-- Opening Marker --

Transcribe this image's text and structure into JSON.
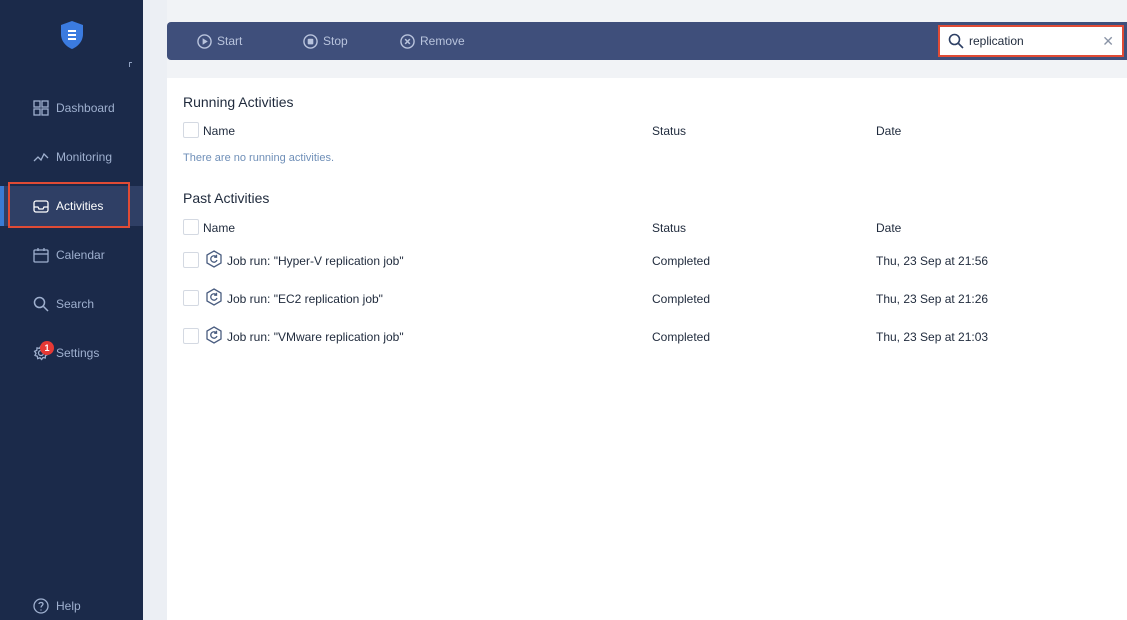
{
  "sidebar": {
    "nav": [
      {
        "label": "Dashboard",
        "icon": "dashboard-grid-icon"
      },
      {
        "label": "Monitoring",
        "icon": "monitoring-chart-icon"
      },
      {
        "label": "Activities",
        "icon": "activities-inbox-icon",
        "active": true
      },
      {
        "label": "Calendar",
        "icon": "calendar-icon"
      },
      {
        "label": "Search",
        "icon": "search-icon"
      },
      {
        "label": "Settings",
        "icon": "gear-icon",
        "badge": "1"
      }
    ],
    "help": {
      "label": "Help",
      "icon": "help-circle-icon"
    }
  },
  "toolbar": {
    "start_label": "Start",
    "stop_label": "Stop",
    "remove_label": "Remove",
    "search_value": "replication"
  },
  "running": {
    "title": "Running Activities",
    "columns": [
      "Name",
      "Status",
      "Date"
    ],
    "empty_message": "There are no running activities."
  },
  "past": {
    "title": "Past Activities",
    "columns": [
      "Name",
      "Status",
      "Date"
    ],
    "rows": [
      {
        "name": "Job run: \"Hyper-V replication job\"",
        "status": "Completed",
        "date": "Thu, 23 Sep at 21:56"
      },
      {
        "name": "Job run: \"EC2 replication job\"",
        "status": "Completed",
        "date": "Thu, 23 Sep at 21:26"
      },
      {
        "name": "Job run: \"VMware replication job\"",
        "status": "Completed",
        "date": "Thu, 23 Sep at 21:03"
      }
    ]
  },
  "colors": {
    "sidebar_bg": "#1b2a4a",
    "toolbar_bg": "#3f4f7b",
    "highlight": "#e04b35",
    "accent": "#3a7bd5"
  }
}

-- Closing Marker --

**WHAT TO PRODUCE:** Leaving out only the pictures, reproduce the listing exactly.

**OUTPUT:**
Transcribe this image's text and structure into JSON.
{
  "sidebar": {
    "nav": [
      {
        "label": "Dashboard",
        "icon": "dashboard-grid-icon"
      },
      {
        "label": "Monitoring",
        "icon": "monitoring-chart-icon"
      },
      {
        "label": "Activities",
        "icon": "activities-inbox-icon",
        "active": true
      },
      {
        "label": "Calendar",
        "icon": "calendar-icon"
      },
      {
        "label": "Search",
        "icon": "search-icon"
      },
      {
        "label": "Settings",
        "icon": "gear-icon",
        "badge": "1"
      }
    ],
    "help": {
      "label": "Help",
      "icon": "help-circle-icon"
    }
  },
  "toolbar": {
    "start_label": "Start",
    "stop_label": "Stop",
    "remove_label": "Remove",
    "search_value": "replication"
  },
  "running": {
    "title": "Running Activities",
    "columns": [
      "Name",
      "Status",
      "Date"
    ],
    "empty_message": "There are no running activities."
  },
  "past": {
    "title": "Past Activities",
    "columns": [
      "Name",
      "Status",
      "Date"
    ],
    "rows": [
      {
        "name": "Job run: \"Hyper-V replication job\"",
        "status": "Completed",
        "date": "Thu, 23 Sep at 21:56"
      },
      {
        "name": "Job run: \"EC2 replication job\"",
        "status": "Completed",
        "date": "Thu, 23 Sep at 21:26"
      },
      {
        "name": "Job run: \"VMware replication job\"",
        "status": "Completed",
        "date": "Thu, 23 Sep at 21:03"
      }
    ]
  },
  "colors": {
    "sidebar_bg": "#1b2a4a",
    "toolbar_bg": "#3f4f7b",
    "highlight": "#e04b35",
    "accent": "#3a7bd5"
  }
}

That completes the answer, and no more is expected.